WORK INSTRUCTION :: Go over the entries below line by line, copying each one that contains the word "kind".

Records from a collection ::

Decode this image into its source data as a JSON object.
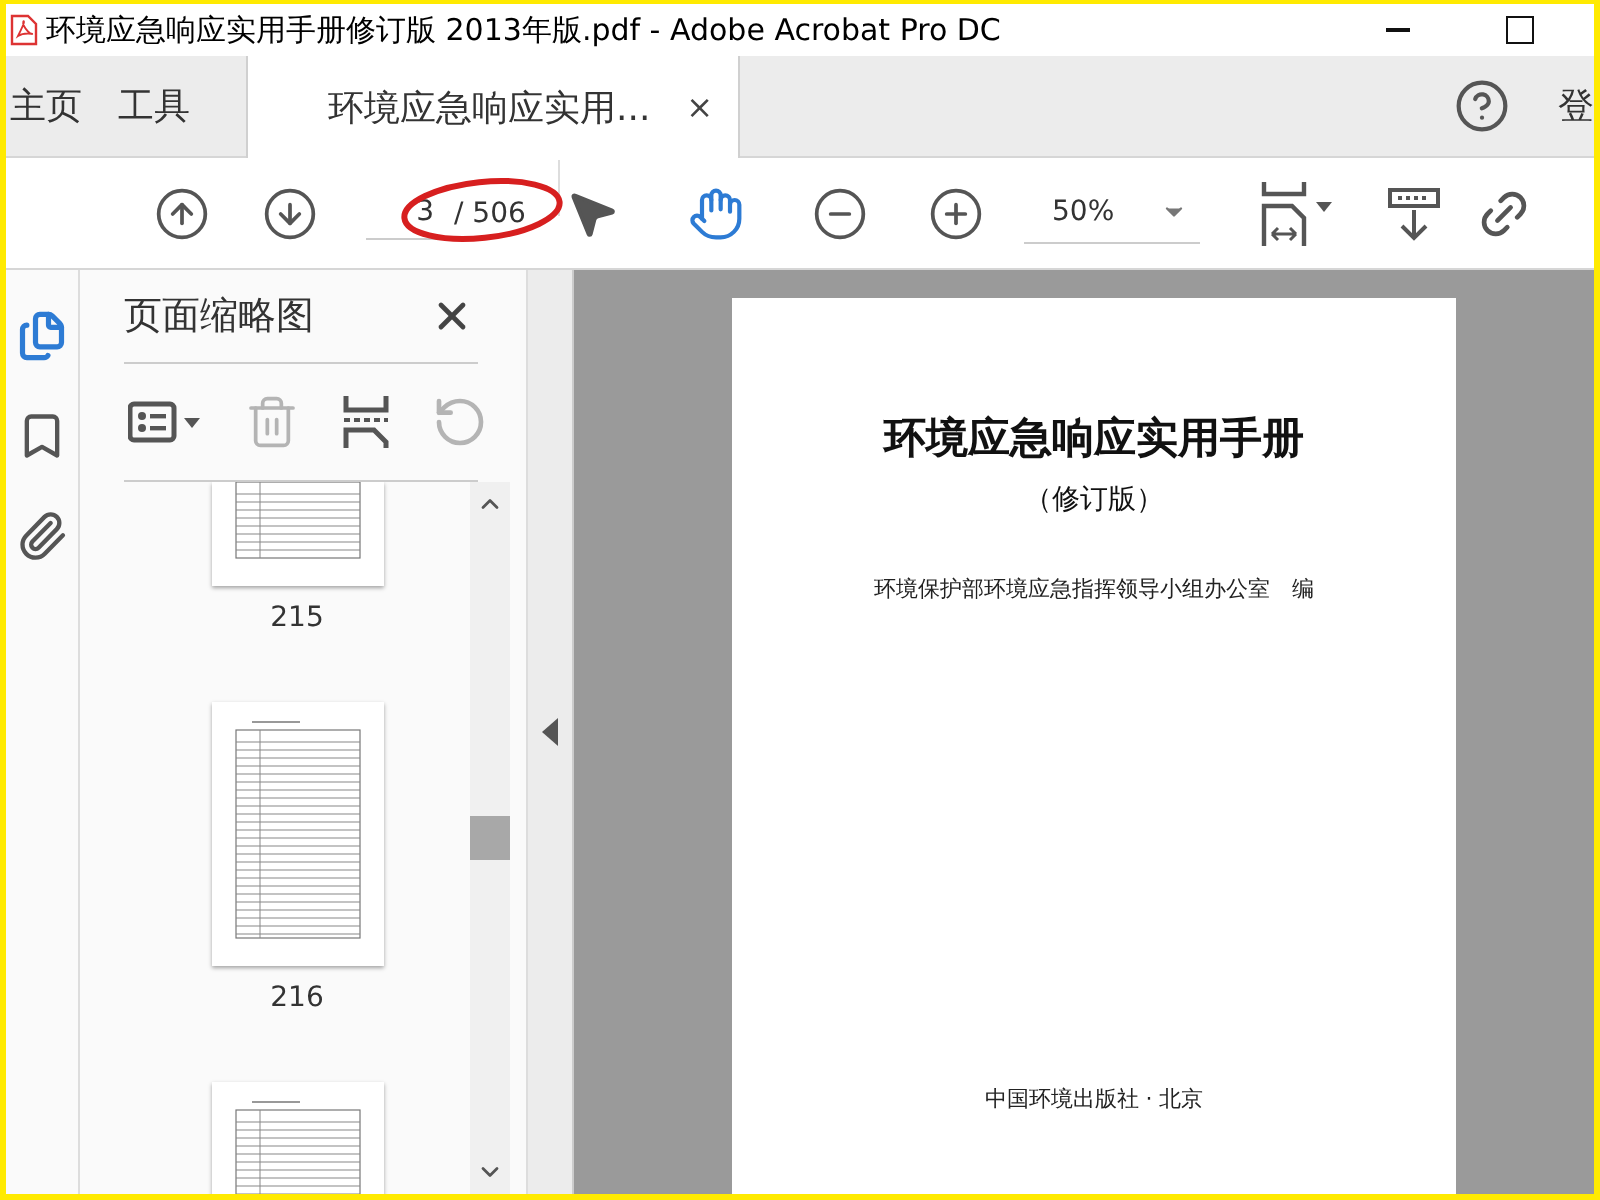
{
  "window": {
    "title": "环境应急响应实用手册修订版 2013年版.pdf - Adobe Acrobat Pro DC"
  },
  "nav_tabs": [
    {
      "label": "主页",
      "selected": false
    },
    {
      "label": "工具",
      "selected": false
    },
    {
      "label": "环境应急响应实用...",
      "selected": true,
      "close": "×"
    }
  ],
  "sign_in": "登",
  "toolbar": {
    "page_field": {
      "value": "3"
    },
    "page_total": "/ 506",
    "annotation_ellipse": true,
    "zoom": "50%",
    "tools": [
      {
        "kind": "pointer",
        "selected": false
      },
      {
        "kind": "hand",
        "selected": true
      }
    ]
  },
  "side_rail": [
    {
      "kind": "pages",
      "selected": true
    },
    {
      "kind": "bookmark",
      "selected": false
    },
    {
      "kind": "attachment",
      "selected": false
    }
  ],
  "thumbnail_panel": {
    "title": "页面缩略图",
    "tools": [
      {
        "kind": "options",
        "disabled": false
      },
      {
        "kind": "delete",
        "disabled": true
      },
      {
        "kind": "insert",
        "disabled": false
      },
      {
        "kind": "rotate",
        "disabled": true
      }
    ],
    "thumbnails": [
      {
        "kind": "partial",
        "label": "215"
      },
      {
        "kind": "full",
        "label": "216"
      },
      {
        "kind": "partial-top"
      }
    ]
  },
  "document": {
    "title": "环境应急响应实用手册",
    "subtitle": "（修订版）",
    "editor": "环境保护部环境应急指挥领导小组办公室　编",
    "publisher": "中国环境出版社 · 北京"
  }
}
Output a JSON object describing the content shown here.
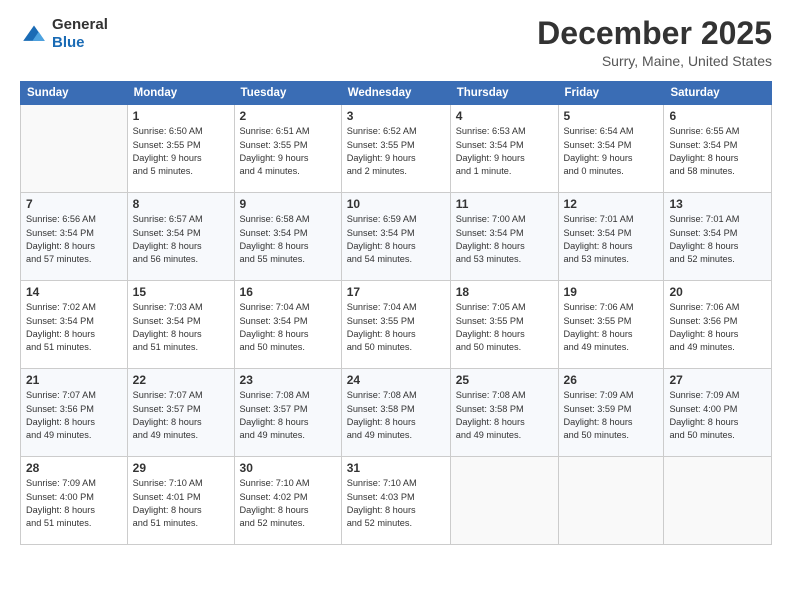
{
  "logo": {
    "text1": "General",
    "text2": "Blue"
  },
  "title": "December 2025",
  "location": "Surry, Maine, United States",
  "days_header": [
    "Sunday",
    "Monday",
    "Tuesday",
    "Wednesday",
    "Thursday",
    "Friday",
    "Saturday"
  ],
  "weeks": [
    [
      {
        "num": "",
        "info": ""
      },
      {
        "num": "1",
        "info": "Sunrise: 6:50 AM\nSunset: 3:55 PM\nDaylight: 9 hours\nand 5 minutes."
      },
      {
        "num": "2",
        "info": "Sunrise: 6:51 AM\nSunset: 3:55 PM\nDaylight: 9 hours\nand 4 minutes."
      },
      {
        "num": "3",
        "info": "Sunrise: 6:52 AM\nSunset: 3:55 PM\nDaylight: 9 hours\nand 2 minutes."
      },
      {
        "num": "4",
        "info": "Sunrise: 6:53 AM\nSunset: 3:54 PM\nDaylight: 9 hours\nand 1 minute."
      },
      {
        "num": "5",
        "info": "Sunrise: 6:54 AM\nSunset: 3:54 PM\nDaylight: 9 hours\nand 0 minutes."
      },
      {
        "num": "6",
        "info": "Sunrise: 6:55 AM\nSunset: 3:54 PM\nDaylight: 8 hours\nand 58 minutes."
      }
    ],
    [
      {
        "num": "7",
        "info": "Sunrise: 6:56 AM\nSunset: 3:54 PM\nDaylight: 8 hours\nand 57 minutes."
      },
      {
        "num": "8",
        "info": "Sunrise: 6:57 AM\nSunset: 3:54 PM\nDaylight: 8 hours\nand 56 minutes."
      },
      {
        "num": "9",
        "info": "Sunrise: 6:58 AM\nSunset: 3:54 PM\nDaylight: 8 hours\nand 55 minutes."
      },
      {
        "num": "10",
        "info": "Sunrise: 6:59 AM\nSunset: 3:54 PM\nDaylight: 8 hours\nand 54 minutes."
      },
      {
        "num": "11",
        "info": "Sunrise: 7:00 AM\nSunset: 3:54 PM\nDaylight: 8 hours\nand 53 minutes."
      },
      {
        "num": "12",
        "info": "Sunrise: 7:01 AM\nSunset: 3:54 PM\nDaylight: 8 hours\nand 53 minutes."
      },
      {
        "num": "13",
        "info": "Sunrise: 7:01 AM\nSunset: 3:54 PM\nDaylight: 8 hours\nand 52 minutes."
      }
    ],
    [
      {
        "num": "14",
        "info": "Sunrise: 7:02 AM\nSunset: 3:54 PM\nDaylight: 8 hours\nand 51 minutes."
      },
      {
        "num": "15",
        "info": "Sunrise: 7:03 AM\nSunset: 3:54 PM\nDaylight: 8 hours\nand 51 minutes."
      },
      {
        "num": "16",
        "info": "Sunrise: 7:04 AM\nSunset: 3:54 PM\nDaylight: 8 hours\nand 50 minutes."
      },
      {
        "num": "17",
        "info": "Sunrise: 7:04 AM\nSunset: 3:55 PM\nDaylight: 8 hours\nand 50 minutes."
      },
      {
        "num": "18",
        "info": "Sunrise: 7:05 AM\nSunset: 3:55 PM\nDaylight: 8 hours\nand 50 minutes."
      },
      {
        "num": "19",
        "info": "Sunrise: 7:06 AM\nSunset: 3:55 PM\nDaylight: 8 hours\nand 49 minutes."
      },
      {
        "num": "20",
        "info": "Sunrise: 7:06 AM\nSunset: 3:56 PM\nDaylight: 8 hours\nand 49 minutes."
      }
    ],
    [
      {
        "num": "21",
        "info": "Sunrise: 7:07 AM\nSunset: 3:56 PM\nDaylight: 8 hours\nand 49 minutes."
      },
      {
        "num": "22",
        "info": "Sunrise: 7:07 AM\nSunset: 3:57 PM\nDaylight: 8 hours\nand 49 minutes."
      },
      {
        "num": "23",
        "info": "Sunrise: 7:08 AM\nSunset: 3:57 PM\nDaylight: 8 hours\nand 49 minutes."
      },
      {
        "num": "24",
        "info": "Sunrise: 7:08 AM\nSunset: 3:58 PM\nDaylight: 8 hours\nand 49 minutes."
      },
      {
        "num": "25",
        "info": "Sunrise: 7:08 AM\nSunset: 3:58 PM\nDaylight: 8 hours\nand 49 minutes."
      },
      {
        "num": "26",
        "info": "Sunrise: 7:09 AM\nSunset: 3:59 PM\nDaylight: 8 hours\nand 50 minutes."
      },
      {
        "num": "27",
        "info": "Sunrise: 7:09 AM\nSunset: 4:00 PM\nDaylight: 8 hours\nand 50 minutes."
      }
    ],
    [
      {
        "num": "28",
        "info": "Sunrise: 7:09 AM\nSunset: 4:00 PM\nDaylight: 8 hours\nand 51 minutes."
      },
      {
        "num": "29",
        "info": "Sunrise: 7:10 AM\nSunset: 4:01 PM\nDaylight: 8 hours\nand 51 minutes."
      },
      {
        "num": "30",
        "info": "Sunrise: 7:10 AM\nSunset: 4:02 PM\nDaylight: 8 hours\nand 52 minutes."
      },
      {
        "num": "31",
        "info": "Sunrise: 7:10 AM\nSunset: 4:03 PM\nDaylight: 8 hours\nand 52 minutes."
      },
      {
        "num": "",
        "info": ""
      },
      {
        "num": "",
        "info": ""
      },
      {
        "num": "",
        "info": ""
      }
    ]
  ]
}
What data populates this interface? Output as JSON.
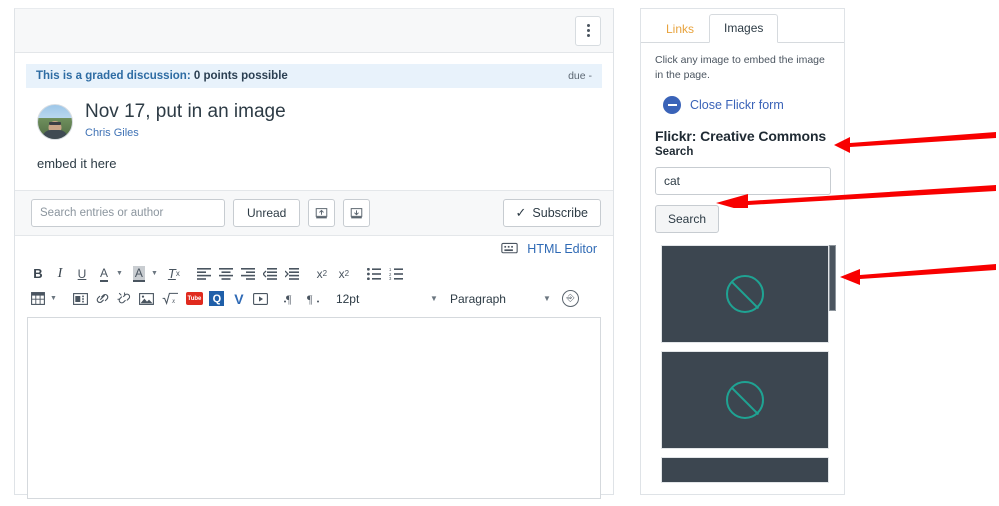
{
  "discussion": {
    "kebab_menu": "⋮",
    "graded_banner": {
      "prefix": "This is a graded discussion:",
      "points": "0 points possible",
      "due": "due -"
    },
    "post": {
      "title": "Nov 17, put in an image",
      "author": "Chris Giles",
      "body": "embed it here"
    },
    "toolbar": {
      "search_placeholder": "Search entries or author",
      "search_value": "",
      "unread_label": "Unread",
      "collapse_icon": "collapse-threads-icon",
      "expand_icon": "expand-threads-icon",
      "subscribe_label": "Subscribe",
      "subscribe_check": "✓"
    },
    "html_editor": {
      "icon": "keyboard-icon",
      "label": "HTML Editor"
    }
  },
  "rce": {
    "row1": [
      {
        "name": "bold",
        "glyph": "B",
        "style": "bold"
      },
      {
        "name": "italic",
        "glyph": "I",
        "style": "italic"
      },
      {
        "name": "underline",
        "glyph": "U",
        "style": "underline"
      },
      {
        "name": "text-color",
        "glyph": "A",
        "style": "underline-color"
      },
      {
        "name": "text-color-caret",
        "glyph": "▼",
        "style": "caret"
      },
      {
        "name": "background-color",
        "glyph": "A",
        "style": "highlight"
      },
      {
        "name": "background-color-caret",
        "glyph": "▼",
        "style": "caret"
      },
      {
        "name": "clear-formatting",
        "glyph": "T",
        "style": "clear"
      },
      {
        "name": "align-left",
        "glyph": "≡",
        "style": "align-left"
      },
      {
        "name": "align-center",
        "glyph": "≡",
        "style": "align-center"
      },
      {
        "name": "align-right",
        "glyph": "≡",
        "style": "align-right"
      },
      {
        "name": "outdent",
        "glyph": "≡",
        "style": "outdent"
      },
      {
        "name": "indent",
        "glyph": "≡",
        "style": "indent"
      },
      {
        "name": "superscript",
        "glyph": "x²",
        "style": "plain"
      },
      {
        "name": "subscript",
        "glyph": "x₂",
        "style": "plain"
      },
      {
        "name": "bulleted-list",
        "glyph": "☰",
        "style": "bullet-list"
      },
      {
        "name": "numbered-list",
        "glyph": "☰",
        "style": "number-list"
      }
    ],
    "row2": [
      {
        "name": "table",
        "glyph": "▦"
      },
      {
        "name": "table-caret",
        "glyph": "▼"
      },
      {
        "name": "media",
        "glyph": "▣"
      },
      {
        "name": "link",
        "glyph": "🔗"
      },
      {
        "name": "unlink",
        "glyph": "✂"
      },
      {
        "name": "image",
        "glyph": "🖼"
      },
      {
        "name": "math-equation",
        "glyph": "√x"
      },
      {
        "name": "youtube",
        "glyph": "Tube"
      },
      {
        "name": "office-365",
        "glyph": "Q"
      },
      {
        "name": "vimeo",
        "glyph": "V"
      },
      {
        "name": "embed-video",
        "glyph": "▷"
      },
      {
        "name": "ltr-direction",
        "glyph": "¶"
      },
      {
        "name": "rtl-direction",
        "glyph": "¶"
      }
    ],
    "font_size": "12pt",
    "paragraph_format": "Paragraph",
    "accessibility_checker": "accessibility-icon"
  },
  "sidebar": {
    "tabs": [
      {
        "label": "Links",
        "active": false
      },
      {
        "label": "Images",
        "active": true
      }
    ],
    "help_text": "Click any image to embed the image in the page.",
    "close_flickr_label": "Close Flickr form",
    "flickr_title": "Flickr: Creative Commons",
    "search_label": "Search",
    "search_value": "cat",
    "search_placeholder": "",
    "search_button": "Search",
    "results": [
      {
        "name": "image-result-1",
        "state": "broken"
      },
      {
        "name": "image-result-2",
        "state": "broken"
      },
      {
        "name": "image-result-3",
        "state": "broken"
      }
    ]
  },
  "annotations": {
    "color": "#f80000",
    "arrows": [
      {
        "name": "arrow-flickr-title",
        "points_to": "Flickr: Creative Commons"
      },
      {
        "name": "arrow-search-input",
        "points_to": "cat search field"
      },
      {
        "name": "arrow-scrollbar",
        "points_to": "results scrollbar"
      }
    ]
  }
}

REPLY ::
        "kind": "pointer",
        "kind": "hand",
      "kind": "pages",
      "kind": "bookmark",
      "kind": "attachment",
        "kind": "options",
        "kind": "delete",
        "kind": "insert",
        "kind": "rotate",
        "kind": "partial",
        "kind": "full",
        "kind": "partial-top"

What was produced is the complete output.